Regardless of your organization’s size or mission, it is incredibly important that your operations can continue after an emergency happens. A large portion of this will be related to your IT Infrastructure, but unlike Disaster Recovery, Business Continuity Planning involves all areas of your business including HR and finance. We’ve written about why you should have a business continuity plan in the past, but in this post, we want to take you through the steps.
When you first start creating your plan, you will need to get buy-in from all your stakeholders. This includes creating a team that is responsible for developing, assessing, and implementing your business continuity plan. This team should include management and leaders within your organization who understand your needs and processes and they should be the people responsible for acting if an incident occurs. The team should span all areas of your business, it is not enough for operations or HR alone to take charge if your business suffers critical downtimes or system-wide issues.
Organizations that don’t have a continuity plan in place will need to assess all areas of their business and discover where there are vulnerabilities and determine which aspects of operations are critical to functioning. You’ll also need to determine which areas of your business are dependent on one another and how long it is alright for critical functions to be down. Once you have all these areas identified you can start creating a plan to maintain operations in the event of a critical incident.
Technology is going to be a key part in any continuity plan as well. If technology fails or worksites become damaged or inaccessible, you need to know ahead of time what the costs of replacement or timeline for recovery will look like. This will help you understand how quickly you can return to normal operations after an emergency. Talk to your IT team or backup providers so you know how long backup recovery will take, understand where your backups are stored, and know what is covered.
You will also need to document instructions and guidelines for executive your continuity plan. This includes tasks and objectives as well as outlining who will be responsible for implementation. It will also include instructions for the rest of your staff, including guidelines on communication and remote work policies. There should be a clear chain of communication outlined, including reporting structures and which leadership team members will send out critical updates.
A major part of this documentation will include training. While having these policies and guidelines in place is a great start, it doesn’t help if your staff members at all levels aren't aware of the procedures. During onboarding of new hires, and at regular intervals throughout the year, make sure your staff is aware of your plan and what their roles in it are. By performing continuous training, especially after updates are made, you ensure that business continuity remains top of mind and can be executed efficiently.
Once you have created your plan and trained your staff, testing is key to ensuring it will work. This includes initial conversations where you discover gaps and vulnerabilities, stakeholders reviewing their functions, and simulation testing. Some services can perform testing without causing a disruption in your day-to-day operations, helping ensure the technology aspect of your business is secure. You may also want to perform an annual simulation with key team members to make sure critical functions can be performed during an incident.

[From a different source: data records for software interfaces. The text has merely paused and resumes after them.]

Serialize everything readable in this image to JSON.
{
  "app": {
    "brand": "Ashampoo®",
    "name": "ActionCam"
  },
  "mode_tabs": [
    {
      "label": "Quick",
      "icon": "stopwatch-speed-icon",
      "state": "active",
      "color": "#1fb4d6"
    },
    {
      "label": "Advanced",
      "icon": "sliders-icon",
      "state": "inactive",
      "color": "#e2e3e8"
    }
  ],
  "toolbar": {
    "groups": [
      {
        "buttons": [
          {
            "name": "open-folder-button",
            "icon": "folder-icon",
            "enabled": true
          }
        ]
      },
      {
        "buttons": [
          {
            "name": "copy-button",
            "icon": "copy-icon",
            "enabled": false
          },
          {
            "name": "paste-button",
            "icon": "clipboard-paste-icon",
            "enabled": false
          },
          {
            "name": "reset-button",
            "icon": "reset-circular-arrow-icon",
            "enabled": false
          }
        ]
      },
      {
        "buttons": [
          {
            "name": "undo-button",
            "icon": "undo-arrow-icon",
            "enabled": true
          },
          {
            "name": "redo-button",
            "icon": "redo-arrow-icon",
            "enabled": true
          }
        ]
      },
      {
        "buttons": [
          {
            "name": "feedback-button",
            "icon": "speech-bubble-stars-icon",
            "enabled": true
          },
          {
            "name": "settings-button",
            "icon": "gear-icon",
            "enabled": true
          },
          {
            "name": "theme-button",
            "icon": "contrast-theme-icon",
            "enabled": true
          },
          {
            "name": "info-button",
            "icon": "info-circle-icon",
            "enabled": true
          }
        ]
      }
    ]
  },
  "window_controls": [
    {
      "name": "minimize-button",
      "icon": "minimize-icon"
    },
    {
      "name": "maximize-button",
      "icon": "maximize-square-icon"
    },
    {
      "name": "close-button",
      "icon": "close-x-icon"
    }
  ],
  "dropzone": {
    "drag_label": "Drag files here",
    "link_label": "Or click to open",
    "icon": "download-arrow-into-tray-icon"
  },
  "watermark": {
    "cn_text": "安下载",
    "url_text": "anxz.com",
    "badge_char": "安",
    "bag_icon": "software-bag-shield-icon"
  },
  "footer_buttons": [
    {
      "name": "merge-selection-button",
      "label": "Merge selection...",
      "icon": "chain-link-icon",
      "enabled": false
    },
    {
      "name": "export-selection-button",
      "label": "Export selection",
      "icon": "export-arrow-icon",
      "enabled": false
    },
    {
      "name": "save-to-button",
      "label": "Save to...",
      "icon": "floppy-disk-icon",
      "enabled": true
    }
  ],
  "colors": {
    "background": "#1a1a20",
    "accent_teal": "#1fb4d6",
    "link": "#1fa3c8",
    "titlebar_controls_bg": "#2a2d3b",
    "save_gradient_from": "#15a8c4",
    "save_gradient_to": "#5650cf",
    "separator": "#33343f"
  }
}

Completing all these steps will help ensure you have a disaster recovery plan that works for your business. With regular training, testing, and updates, you can have peace of mind that your organization can withstand an emergency, including technology failures and natural disasters. For some support, download our business continuity plan checklist. If you need help with the IT side of things, please contact us.